When I first saw the Japanese maple, Acer palmatum Mikawa yatsubusa, it literally stopped me in my tracks as I’d never seen anything like it. Now Japanese maples are commonly found everywhere, primarily for two reasons:
(1) They are lovely and have magnificent fall color; and (2) Because there is such variety among the many hundreds of cultivars, there really is a Japanese maple for everyone who lives in the gardening zones of 5-8.
What caused me to fawn over Mikawa yatsubusa were the placement of its leaves. The green serrated leaves were piled high on top of one another: leaf after leaf tumbled forth. It was also on the small side, promising to reach a maximum height of only six feet so I had the perfect spot for it in my crowded garden. An additional asset was that it already had an intriguing architectural shape, one I greatly admire in many Japanese maples.
Did I also mention that it was also very expensive?
I went home with images of Mikawa yatsubusa twirling through my head. Mind you, I had never heard of this cultivar until I chanced upon it in the nursery. I also had the price tag dangling over my head — did I really want to spend so much money on a shrub that might die?
I went back to the nursery five times, almost hoping that someone had bought it, thereby rescuing me from my dilemma. Each time it sat there in its pot, lonely, obviously searching for a permanent home (okay, I’m obviously anthropomorphizing here but you get the picture). Finally, overcome with lust, I bought it, telling myself that I would economize in other ways.
There is a problem endemic in buying an ultra-expensive plant: You have to make sure it lives, no easy task in the middle of a North Carolina summer. I picked a spot that received morning sun and some afternoon shade. Fortunately, I have good, well-draining soil but any young tree or shrub needs plenty of water to survive through our summers, which can be both hot and dry.
It was like adopting a new puppy. Did it have enough liquid refreshment? Was I giving it too much water or not enough? It simply sat as though it were pondering its future with me. It didn’t lose any leaves but it didn’t grow any either, primarily I suppose because it was concentrating on establishing a root system in a new environment.
The good news is that Mikawa (as I call it) is now ten years old. Its shape is amazing, the leaves still enchant me, and the late November fall color is awesome.
Japanese maples comprise a great species of the maple genus. Some are trees, some are shrubs and some, like Mikawa, fall under the “specimen” designation, meaning that they are unique, adding great accent qualities to the garden.
Some cultivars grow upright while some weep, some carry variegated leaves while others such as Mikawa sport green leaves and they come in a variety of sizes. Literally, there is a Japanese maple out there for everyone.

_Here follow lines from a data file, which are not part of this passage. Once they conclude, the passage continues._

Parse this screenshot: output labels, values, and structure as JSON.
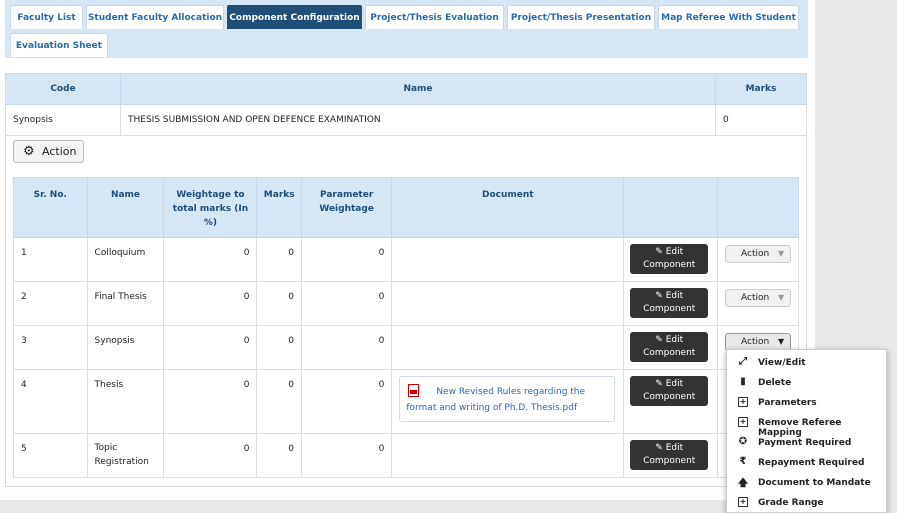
{
  "tabs": [
    {
      "label": "Faculty List",
      "active": false
    },
    {
      "label": "Student Faculty Allocation",
      "active": false
    },
    {
      "label": "Component Configuration",
      "active": true
    },
    {
      "label": "Project/Thesis Evaluation",
      "active": false
    },
    {
      "label": "Project/Thesis Presentation",
      "active": false
    },
    {
      "label": "Map Referee With Student",
      "active": false
    },
    {
      "label": "Evaluation Sheet",
      "active": false
    }
  ],
  "summary": {
    "headers": {
      "code": "Code",
      "name": "Name",
      "marks": "Marks"
    },
    "row": {
      "code": "Synopsis",
      "name": "THESIS SUBMISSION AND OPEN DEFENCE EXAMINATION",
      "marks": "0"
    }
  },
  "action_button": {
    "label": "Action"
  },
  "components": {
    "headers": {
      "sr": "Sr. No.",
      "name": "Name",
      "weightage": "Weightage to total marks (In %)",
      "marks": "Marks",
      "param": "Parameter Weightage",
      "document": "Document"
    },
    "rows": [
      {
        "sr": "1",
        "name": "Colloquium",
        "weightage": "0",
        "marks": "0",
        "param": "0",
        "document": "",
        "edit": "Edit Component",
        "action": "Action"
      },
      {
        "sr": "2",
        "name": "Final Thesis",
        "weightage": "0",
        "marks": "0",
        "param": "0",
        "document": "",
        "edit": "Edit Component",
        "action": "Action"
      },
      {
        "sr": "3",
        "name": "Synopsis",
        "weightage": "0",
        "marks": "0",
        "param": "0",
        "document": "",
        "edit": "Edit Component",
        "action": "Action"
      },
      {
        "sr": "4",
        "name": "Thesis",
        "weightage": "0",
        "marks": "0",
        "param": "0",
        "document": "New Revised Rules regarding the format and writing of Ph.D. Thesis.pdf",
        "edit": "Edit Component",
        "action": ""
      },
      {
        "sr": "5",
        "name": "Topic Registration",
        "weightage": "0",
        "marks": "0",
        "param": "0",
        "document": "",
        "edit": "Edit Component",
        "action": ""
      }
    ]
  },
  "dropdown_menu": [
    {
      "label": "View/Edit",
      "icon": "expand-icon"
    },
    {
      "label": "Delete",
      "icon": "trash-icon"
    },
    {
      "label": "Parameters",
      "icon": "plus-box-icon"
    },
    {
      "label": "Remove Referee Mapping",
      "icon": "plus-box-icon"
    },
    {
      "label": "Payment Required",
      "icon": "badge-check-icon"
    },
    {
      "label": "Repayment Required",
      "icon": "rupee-icon"
    },
    {
      "label": "Document to Mandate",
      "icon": "arrow-up-icon"
    },
    {
      "label": "Grade Range",
      "icon": "plus-box-icon"
    }
  ],
  "colors": {
    "accent": "#1f4e79",
    "header_bg": "#d6e6f5",
    "link": "#2a6aa8"
  }
}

Now be sure to do a little research if you are pining away for a Japanese maple because there is a wide variety of choice. Leaf colors range from red to light green. There are even blond Japanese maples. One caveat: Some red-leafed cultivars do not hold their color well during our hot summers. Some will turn a bronze-green color during the summer before reverting to the red with the advent of cooler weather.
There is also a great assortment of leaf shapes to choose from. Some are deeply serrated whereas others are slightly serrated. Their fall colors are phenomenal but can vary from purple to orange with reds and yellows also available.
Size is also a consideration. Don’t plant a Japanese maple that will become a tree if you only have room for a shrub. Look at the form. Do you want an upright version, a weeping stance or an architectural statement?
Now that I have Mikawa, I feel this Japanese maple was worth every penny. And that’s what’s known as a successful adoption.
Absent from their gardens, Kit and Lise enjoy roaming our region exploring the intersection of horticulture and suburban living. More on Instagram @AbsenteeGardener or email: email@example.com